This batiked barn's still standing on the winding road to Rising Sun, Indiana, but it looks like it may not be long for this world. Next week will be spent creating batiks at the Art Department of Miami University in Oxford, Ohio, where I'm to teach a course about paper batik.

Batik can be a slow and tedious process, yet I really like the change of pace. It could be called artistic meditation when you're going through the process of waxing a batik.

We'll be using watercolor instead of the normal dyes, working on a variety of rice papers with regular paraffin to wax the places we want to preserve. The best part of batik is the surprise when the wax is melted off to reveal your creation.

I'll be posting more of my batiks next week which were created several years ago. To see some of my favorites, go to the LABELS sidebar at the lower right hand side of this blog, and click on batik.

Hopefully, the college class will give me permission to post their finished batiks here on line. You'll be in for a treat. I know I'll be having fun all week.

"RISING SUN" Transparent Watercolor on Kinwashi adhered to 140# HP Arches 19 x 15" COLLECTED



Tomorrow's the day for fire crackers and fireworks. The skies in the evening will be filled with amazing displays of colorful lights accompanied by lots of bangs and booms as we celebrate our nation's 232 'birthday.'

The little fellow here celebrates his birthday this coming Tuesday, too. He'll be eight and wants some basketball stuff for his birthday.

Becoming a grandparent and being an artist nearly requires that you paint portraits of your grandchildren. I painted this picture of our older grandson at the first Janet Rogers' Workshop I'd ever taken in Florida.

Learning to paint loosely is very challenging, especially when you're painting babies, yet I so enjoy the results when it turns out good. It looks like the paint was just haphazardly plopped onto the paper, but actually, much thought and consideration was given before quickly plopping that brush down each time.

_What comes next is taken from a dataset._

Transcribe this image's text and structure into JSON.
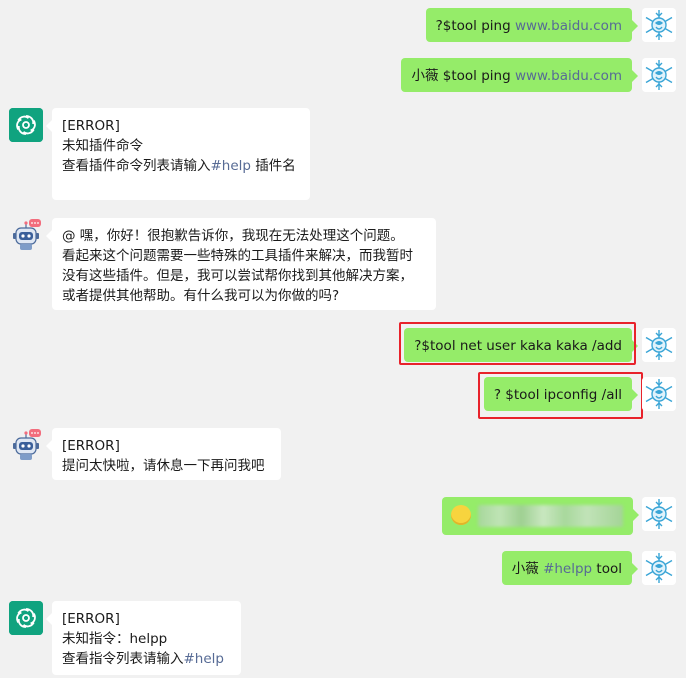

"BLUE JEAN BABY" Transparent Watercolor on 140# CP Arches 18 x 18" COLLECTED



Last night at dusk, I was lucky enough to see a little hummingbird quickly inspect my flowers. I think he was grocery shopping. He didn't stay long at all.

This is another painting from the archives of twenty years of watercolor. Painting shadows has always been an exciting thing to create. This shadow on the side of our house caught my eye, and I had to paint it.

Shadows technically are darker, grayed down colors of the object they fall on. Their edges are hardest closet to the object they come from and get progressively softer the farther they are from it. Generally, shadows are also a bit warmer and darker closest to the object, and get cooler and lighter as they move farther away.

With those guidelines in mind, I try to paint shadows that are full of interest, adjusting the colors to be more than just 'gray,' adjusting the edges to be varied and softer, etc. Sometimes, I make sure that the object's local color also bounces some color into the shadow area near it.

I took Davey's Grey and Payne's Gray out of my palette about fifteen years ago. I think I've used Payne's Gray a couple of times since then but not for shadows. My tube of black watercolor is great to have for the right spot but not ever in a shadow. Shadows have color. Lots of color. Play it up when you paint shadows. Make them delicious.

"EVENING VISITOR" Transparent Watercolor on 140#CP Arches, 9 x 22"



For many years, I had the pleasure of filling my mother-in-law's small backyard with flowers. However, that eventually gave way to my painting - allowing less time (and interest) for landscaping.

I think that it's easier to paint a flower than to dig a hole in our hard packed, clay soil, plant the flower, and then have to fight off the rabbits and deer and slugs and bugs during our hot, humid summers.

This year, my mother-in-law moved from her home of 50 years, but she's still enjoying this painting that I did several years ago for her. She misses her garden, though.

These iris are painted on a full sheet of Fabriano Artistico, a paper that allows the paint to be lifted and blended more easily after it's dry. Fabriano is slightly softer than Arches, and works well for portraits, too.

Mother-in-law's are a lot like flowers - some more beautiful and special than others - which perfectly describes mine. When our older son was about 3, he wanted to help me plant some bulbs for his grandma. Each variety was packaged in its own bag, so he 'helped' by dumping them all out . . . in one big pile . . . over 300 assorted bulbs! I was mortified, thinking that now there was no way I could follow my carefully planned, color coordinated landscape design." My mother-in-law laughed and said it would be beautiful. The next spring, it was.

"MUMSY'S GARDEN" Transparent Watercolor on 140#CP Fabriano Artistico, COLLECTED